### Instructions to follow
State how many lines in the entries below hold the string "structured", and give nothing besides that number.

===== Source data =====

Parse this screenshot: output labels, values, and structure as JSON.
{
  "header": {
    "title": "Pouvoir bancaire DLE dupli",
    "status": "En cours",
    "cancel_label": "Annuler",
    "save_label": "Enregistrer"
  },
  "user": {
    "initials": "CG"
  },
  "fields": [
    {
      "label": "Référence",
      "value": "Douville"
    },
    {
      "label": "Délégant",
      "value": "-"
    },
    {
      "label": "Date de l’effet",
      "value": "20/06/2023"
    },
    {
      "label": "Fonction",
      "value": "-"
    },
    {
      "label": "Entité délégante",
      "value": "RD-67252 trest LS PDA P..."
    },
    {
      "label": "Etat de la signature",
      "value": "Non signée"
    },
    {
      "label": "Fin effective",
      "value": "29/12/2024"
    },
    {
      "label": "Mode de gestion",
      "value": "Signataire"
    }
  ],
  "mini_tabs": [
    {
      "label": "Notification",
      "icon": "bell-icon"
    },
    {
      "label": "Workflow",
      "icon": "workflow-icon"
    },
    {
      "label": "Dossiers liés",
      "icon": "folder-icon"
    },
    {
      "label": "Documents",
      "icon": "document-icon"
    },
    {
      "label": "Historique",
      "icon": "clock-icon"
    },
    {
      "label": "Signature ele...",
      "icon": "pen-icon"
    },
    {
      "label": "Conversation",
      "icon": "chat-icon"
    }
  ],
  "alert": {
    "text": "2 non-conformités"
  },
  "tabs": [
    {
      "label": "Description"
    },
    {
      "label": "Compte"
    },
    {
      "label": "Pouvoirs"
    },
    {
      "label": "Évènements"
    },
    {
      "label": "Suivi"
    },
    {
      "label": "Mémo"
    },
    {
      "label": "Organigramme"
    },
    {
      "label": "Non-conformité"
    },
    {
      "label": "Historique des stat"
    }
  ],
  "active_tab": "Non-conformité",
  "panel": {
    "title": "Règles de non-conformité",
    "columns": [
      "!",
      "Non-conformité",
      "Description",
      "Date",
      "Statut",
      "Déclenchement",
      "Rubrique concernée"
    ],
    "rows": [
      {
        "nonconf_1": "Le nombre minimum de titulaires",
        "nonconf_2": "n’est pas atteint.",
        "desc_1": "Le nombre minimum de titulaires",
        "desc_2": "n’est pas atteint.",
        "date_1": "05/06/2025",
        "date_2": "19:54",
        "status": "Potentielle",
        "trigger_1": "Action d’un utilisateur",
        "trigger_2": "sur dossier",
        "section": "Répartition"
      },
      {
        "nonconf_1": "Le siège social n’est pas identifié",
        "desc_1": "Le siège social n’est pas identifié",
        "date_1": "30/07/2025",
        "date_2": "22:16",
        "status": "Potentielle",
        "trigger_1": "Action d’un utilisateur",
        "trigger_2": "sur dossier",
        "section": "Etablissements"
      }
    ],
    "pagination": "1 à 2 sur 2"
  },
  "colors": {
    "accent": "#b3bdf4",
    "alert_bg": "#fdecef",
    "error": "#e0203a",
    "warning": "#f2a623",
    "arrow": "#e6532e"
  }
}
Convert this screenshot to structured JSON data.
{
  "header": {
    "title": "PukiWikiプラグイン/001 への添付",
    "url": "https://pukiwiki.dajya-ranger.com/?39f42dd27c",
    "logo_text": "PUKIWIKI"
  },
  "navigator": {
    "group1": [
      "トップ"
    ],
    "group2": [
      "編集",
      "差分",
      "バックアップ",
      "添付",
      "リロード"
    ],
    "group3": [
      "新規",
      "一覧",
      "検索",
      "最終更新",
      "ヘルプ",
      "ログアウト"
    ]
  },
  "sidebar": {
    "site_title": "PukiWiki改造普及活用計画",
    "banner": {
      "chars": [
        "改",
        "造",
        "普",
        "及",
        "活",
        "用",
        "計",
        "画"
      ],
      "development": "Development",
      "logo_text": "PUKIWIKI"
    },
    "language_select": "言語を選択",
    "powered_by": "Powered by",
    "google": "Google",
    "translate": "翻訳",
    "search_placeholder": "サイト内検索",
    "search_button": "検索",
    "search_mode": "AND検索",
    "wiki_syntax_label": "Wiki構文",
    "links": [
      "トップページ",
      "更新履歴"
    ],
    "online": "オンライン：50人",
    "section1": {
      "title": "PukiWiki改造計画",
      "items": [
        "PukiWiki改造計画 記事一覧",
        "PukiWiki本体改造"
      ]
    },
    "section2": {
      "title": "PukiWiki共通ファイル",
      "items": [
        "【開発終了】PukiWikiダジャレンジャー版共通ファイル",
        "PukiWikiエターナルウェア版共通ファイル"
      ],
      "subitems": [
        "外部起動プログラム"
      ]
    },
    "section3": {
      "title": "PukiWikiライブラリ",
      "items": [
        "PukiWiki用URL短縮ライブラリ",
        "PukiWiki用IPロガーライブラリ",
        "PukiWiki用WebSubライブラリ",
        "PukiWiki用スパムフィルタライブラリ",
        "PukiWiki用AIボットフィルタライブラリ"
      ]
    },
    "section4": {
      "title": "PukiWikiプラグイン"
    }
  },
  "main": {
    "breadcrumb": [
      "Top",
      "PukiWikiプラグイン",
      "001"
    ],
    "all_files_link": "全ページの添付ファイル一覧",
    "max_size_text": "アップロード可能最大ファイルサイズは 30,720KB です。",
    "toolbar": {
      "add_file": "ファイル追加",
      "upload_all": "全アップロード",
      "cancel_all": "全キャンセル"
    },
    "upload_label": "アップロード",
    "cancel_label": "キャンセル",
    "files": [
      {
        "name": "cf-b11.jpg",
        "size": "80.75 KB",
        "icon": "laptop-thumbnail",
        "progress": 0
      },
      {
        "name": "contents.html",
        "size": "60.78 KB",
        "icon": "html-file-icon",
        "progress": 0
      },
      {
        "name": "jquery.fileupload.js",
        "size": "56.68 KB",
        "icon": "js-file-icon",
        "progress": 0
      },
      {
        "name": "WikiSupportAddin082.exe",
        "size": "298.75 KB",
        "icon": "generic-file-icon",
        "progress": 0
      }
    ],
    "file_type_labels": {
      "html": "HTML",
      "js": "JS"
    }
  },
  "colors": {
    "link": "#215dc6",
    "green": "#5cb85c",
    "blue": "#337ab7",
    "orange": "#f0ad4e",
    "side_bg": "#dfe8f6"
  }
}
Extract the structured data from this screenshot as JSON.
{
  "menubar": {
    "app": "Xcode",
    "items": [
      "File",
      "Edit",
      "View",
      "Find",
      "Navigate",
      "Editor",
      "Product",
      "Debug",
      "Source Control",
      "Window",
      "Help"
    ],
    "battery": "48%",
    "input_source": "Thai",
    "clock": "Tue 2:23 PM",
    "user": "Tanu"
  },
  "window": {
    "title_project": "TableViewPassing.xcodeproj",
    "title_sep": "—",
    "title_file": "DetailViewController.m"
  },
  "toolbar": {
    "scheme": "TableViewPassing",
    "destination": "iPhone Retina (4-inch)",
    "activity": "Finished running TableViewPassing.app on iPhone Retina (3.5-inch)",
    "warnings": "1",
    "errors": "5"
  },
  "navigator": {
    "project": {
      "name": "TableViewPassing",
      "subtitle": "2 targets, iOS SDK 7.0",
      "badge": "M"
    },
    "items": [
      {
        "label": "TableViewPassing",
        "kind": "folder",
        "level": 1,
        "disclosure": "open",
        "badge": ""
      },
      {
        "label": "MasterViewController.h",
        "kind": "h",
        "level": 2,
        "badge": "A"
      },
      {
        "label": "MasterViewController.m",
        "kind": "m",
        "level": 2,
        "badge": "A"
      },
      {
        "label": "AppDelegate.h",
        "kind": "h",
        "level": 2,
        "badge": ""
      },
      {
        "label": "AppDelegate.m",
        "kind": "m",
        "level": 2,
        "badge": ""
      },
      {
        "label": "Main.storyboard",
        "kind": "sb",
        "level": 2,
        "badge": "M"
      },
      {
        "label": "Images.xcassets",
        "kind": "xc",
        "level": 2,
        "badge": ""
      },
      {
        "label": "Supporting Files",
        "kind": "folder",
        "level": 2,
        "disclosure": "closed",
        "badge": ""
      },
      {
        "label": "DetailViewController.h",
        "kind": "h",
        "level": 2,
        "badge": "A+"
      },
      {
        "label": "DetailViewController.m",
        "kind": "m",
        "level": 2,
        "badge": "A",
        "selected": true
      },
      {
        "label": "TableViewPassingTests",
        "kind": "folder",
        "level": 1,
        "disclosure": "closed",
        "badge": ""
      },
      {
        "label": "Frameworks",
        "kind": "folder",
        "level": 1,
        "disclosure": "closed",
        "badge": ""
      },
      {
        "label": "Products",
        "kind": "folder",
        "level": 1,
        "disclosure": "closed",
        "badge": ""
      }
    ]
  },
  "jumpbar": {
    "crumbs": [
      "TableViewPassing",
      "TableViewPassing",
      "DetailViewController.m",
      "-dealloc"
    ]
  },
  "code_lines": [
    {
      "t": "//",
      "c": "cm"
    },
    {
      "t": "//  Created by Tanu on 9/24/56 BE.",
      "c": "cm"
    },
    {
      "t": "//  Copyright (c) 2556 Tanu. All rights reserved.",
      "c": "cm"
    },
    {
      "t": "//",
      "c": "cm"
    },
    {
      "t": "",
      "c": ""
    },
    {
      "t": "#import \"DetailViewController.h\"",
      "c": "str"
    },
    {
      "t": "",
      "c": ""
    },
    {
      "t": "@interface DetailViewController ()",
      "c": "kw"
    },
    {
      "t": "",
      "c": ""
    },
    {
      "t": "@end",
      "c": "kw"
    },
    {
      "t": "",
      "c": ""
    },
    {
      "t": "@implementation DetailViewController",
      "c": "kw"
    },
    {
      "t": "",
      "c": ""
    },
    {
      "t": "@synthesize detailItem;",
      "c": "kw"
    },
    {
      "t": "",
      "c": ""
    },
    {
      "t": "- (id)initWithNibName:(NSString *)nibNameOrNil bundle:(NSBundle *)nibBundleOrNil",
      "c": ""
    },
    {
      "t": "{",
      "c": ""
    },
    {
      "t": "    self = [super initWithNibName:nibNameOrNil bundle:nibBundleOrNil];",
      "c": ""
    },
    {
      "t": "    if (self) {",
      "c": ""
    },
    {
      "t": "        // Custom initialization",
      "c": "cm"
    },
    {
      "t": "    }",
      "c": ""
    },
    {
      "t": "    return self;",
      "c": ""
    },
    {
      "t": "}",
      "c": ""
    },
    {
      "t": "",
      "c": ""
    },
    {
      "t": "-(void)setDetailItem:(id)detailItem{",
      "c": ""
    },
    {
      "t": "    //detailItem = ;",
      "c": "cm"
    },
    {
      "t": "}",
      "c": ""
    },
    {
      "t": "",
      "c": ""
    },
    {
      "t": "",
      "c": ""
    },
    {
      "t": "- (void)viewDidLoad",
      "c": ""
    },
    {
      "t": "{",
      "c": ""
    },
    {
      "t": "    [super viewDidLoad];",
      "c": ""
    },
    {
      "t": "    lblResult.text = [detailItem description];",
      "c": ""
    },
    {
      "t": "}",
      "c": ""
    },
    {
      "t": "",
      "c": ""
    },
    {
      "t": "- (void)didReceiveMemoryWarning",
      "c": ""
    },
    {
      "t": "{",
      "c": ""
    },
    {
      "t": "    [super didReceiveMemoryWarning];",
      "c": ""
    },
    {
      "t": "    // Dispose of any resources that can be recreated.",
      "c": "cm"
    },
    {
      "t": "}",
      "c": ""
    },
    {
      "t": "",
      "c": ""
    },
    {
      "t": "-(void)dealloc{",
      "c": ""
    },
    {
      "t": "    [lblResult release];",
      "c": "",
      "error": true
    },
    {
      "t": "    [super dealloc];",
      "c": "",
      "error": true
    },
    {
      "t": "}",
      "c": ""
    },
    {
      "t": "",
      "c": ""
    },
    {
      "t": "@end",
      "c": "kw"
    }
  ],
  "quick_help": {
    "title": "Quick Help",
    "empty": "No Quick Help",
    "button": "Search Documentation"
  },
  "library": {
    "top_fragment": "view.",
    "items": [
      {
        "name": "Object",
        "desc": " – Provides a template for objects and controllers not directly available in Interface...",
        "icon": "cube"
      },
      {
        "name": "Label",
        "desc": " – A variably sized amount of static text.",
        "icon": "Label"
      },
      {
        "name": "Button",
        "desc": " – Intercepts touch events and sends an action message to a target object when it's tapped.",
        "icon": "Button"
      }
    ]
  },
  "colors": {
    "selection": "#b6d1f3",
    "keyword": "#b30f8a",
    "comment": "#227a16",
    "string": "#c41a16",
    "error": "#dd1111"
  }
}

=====

### Output for this task
2